Brahms:        So where is it goin' to be, then?

Mash enters, pushing a drum kit on a dolly.   The staff gasp.

Brahms:        Not down ‘ere!

Peacock:       I'm sorry, Miss Brahms.  This was the only room available on such
                    short notice.

Mash:           Oy! Mr. Grace said to bring this lot up ‘ere for your dinner.
                    You've ‘eard about the Board Room, then?

Peacock:       Yes, we've heard, Mr. Mash.

Mash:            ‘ad a little woopsie-do, eh?  As Mae West said to the midget!

Peacock:        How droll.  Where's the rest of the equipment?

Mash:           Seymour's bringing it along.  (looks at the name on the bass drum)
                    So who are "The Egg Men" when they're at ‘ome?

Slocombe:     Oh, they're one of those duffelbangers.

Humphries:    You mean doppelgangers, Mrs. Slocombe

Slocombe:      Yes, you know, sound-alikes.

Humphries:    They're one of those Beatles impersonator bands, Mr. Mash.

Mash:            Impersonators?  Phaw!   Is that the best Grace Brothers could do
                     for your swanky dinner, then?

Lucas:           Well, we didn't have a choice, now did we?  It's the band the
                    Third Floor booked, and it was too late to change, wasn't it,
                    Cpt. Peacock?

Peacock:        Indeed it was.

Brahms:         Well, my neighbor Rose saw them at the Pally durin' the
                     intermission at that special show they ‘ad this summer — you know,
                     when they showed the Beatles movies?  She said they looked quite
                     a bit like ‘em — even ‘ad a left-'anded bass player.  And she says
                     they didn't ‘alf sound like them.

Peacock:         Hmmm.  Was there alcohol served at this show, Miss Brahms?

Slocombe:       Oh, give ‘em a chance, Cpt. Peacock.

Lucas:             Yes, how bad can it get?  We've had the Trixie Trio, and lived
                      through that!

Humphries:      But we'll never get that night back again, Mr. Lucas.

Lucas:             True.

Mash:             Oy!  Speakin' of the Beatles, they're all in town today, y'know!
                      We ‘eard it on the radio down in Packin'.

Brahms:          Oh, that's right, all four of ‘em!

Humphries:     Yes, to sign some documents regarding all that messy legal business
                      they've had.  I was reading about it this morning.  They've finally
                      settled their differences.

Brahms:          Yeah, I saw it on the telly.  And they're goin' to sign the papers
                      over in Abbey Road, where they made all their records.

Slocombe:       Ooh, wouldn't it be fun to pop ‘round and get a peek?

Mash:             Hah! Too late for that!

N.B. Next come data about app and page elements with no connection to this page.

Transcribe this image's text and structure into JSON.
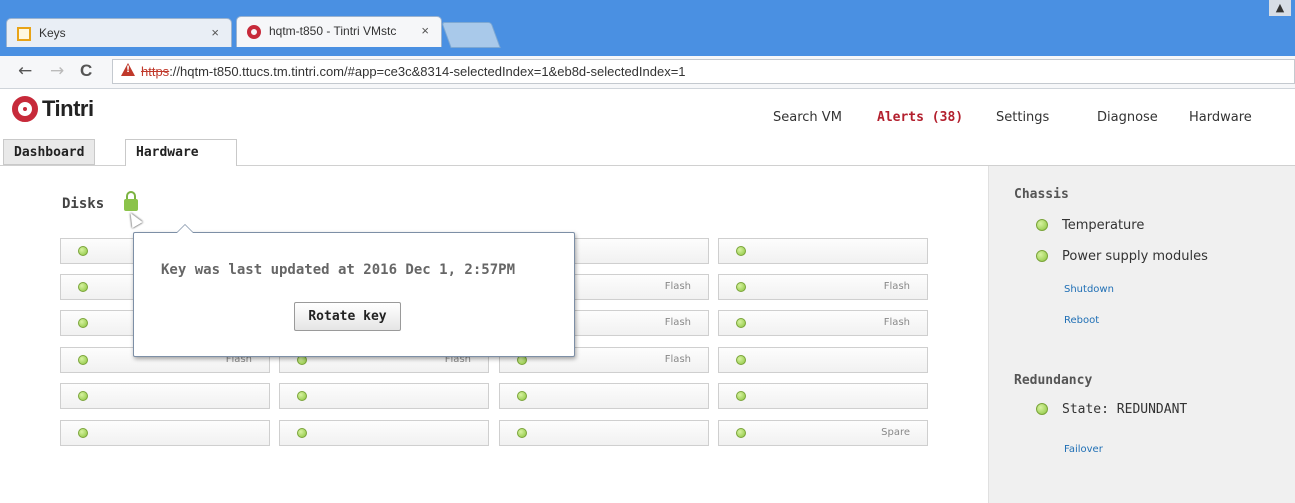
{
  "browser": {
    "tabs": [
      {
        "title": "Keys"
      },
      {
        "title": "hqtm-t850 - Tintri VMstc"
      }
    ],
    "close_glyph": "×",
    "url_protocol": "https",
    "url_rest": "://hqtm-t850.ttucs.tm.tintri.com/#app=ce3c&8314-selectedIndex=1&eb8d-selectedIndex=1",
    "back_glyph": "←",
    "forward_glyph": "→",
    "reload_glyph": "C"
  },
  "app": {
    "logo_text": "Tintri",
    "nav": {
      "search": "Search VM",
      "alerts": "Alerts (38)",
      "settings": "Settings",
      "diagnose": "Diagnose",
      "hardware": "Hardware"
    },
    "tabs": {
      "dashboard": "Dashboard",
      "hardware": "Hardware"
    }
  },
  "disks": {
    "title": "Disks",
    "labels": {
      "r2c4": "Flash",
      "r3c4": "Flash",
      "r4c1": "Flash",
      "r4c2": "Flash",
      "r4c3": "Flash",
      "r2c3": "Flash",
      "r3c3": "Flash",
      "r6c4": "Spare"
    }
  },
  "popover": {
    "message": "Key was last updated at 2016 Dec 1, 2:57PM",
    "button": "Rotate key"
  },
  "sidebar": {
    "chassis_title": "Chassis",
    "temperature": "Temperature",
    "power": "Power supply modules",
    "shutdown": "Shutdown",
    "reboot": "Reboot",
    "redundancy_title": "Redundancy",
    "state": "State: REDUNDANT",
    "failover": "Failover"
  },
  "colors": {
    "chrome_blue": "#4a90e2",
    "alert_red": "#b3202e",
    "led_green": "#8cc63f",
    "link_blue": "#1f6fb5",
    "brand_red": "#c72a3a"
  },
  "icons": [
    "keys-tab-icon",
    "tintri-tab-icon",
    "insecure-warning-icon",
    "lock-icon",
    "status-led-icon"
  ]
}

The radio announcer says it's a mob scene
                      in St. John's Wood, and they ‘aven't even arrived yet, ‘ave they?

Slocombe:       Tsk!  Well, everyone wants to see ‘em.

Peacock:         Yes, I recall reading about it, as well.  Apparently they're just
                      reuniting, as it were, to settle the paperwork, and there are no
                      performances anticipated.

Brahms:          Oh, that's such a shame.

Seymour arrives with a dolly loaded with guitar cases and amplifiers.

Humphries:    Well, we can just pretend that our doppelgangers are actually
                      the Beatles.

Lucas:           Aye, and that our dinner is actually edible.

 Onward to Scene 2

(c) 1999 John F. Crowley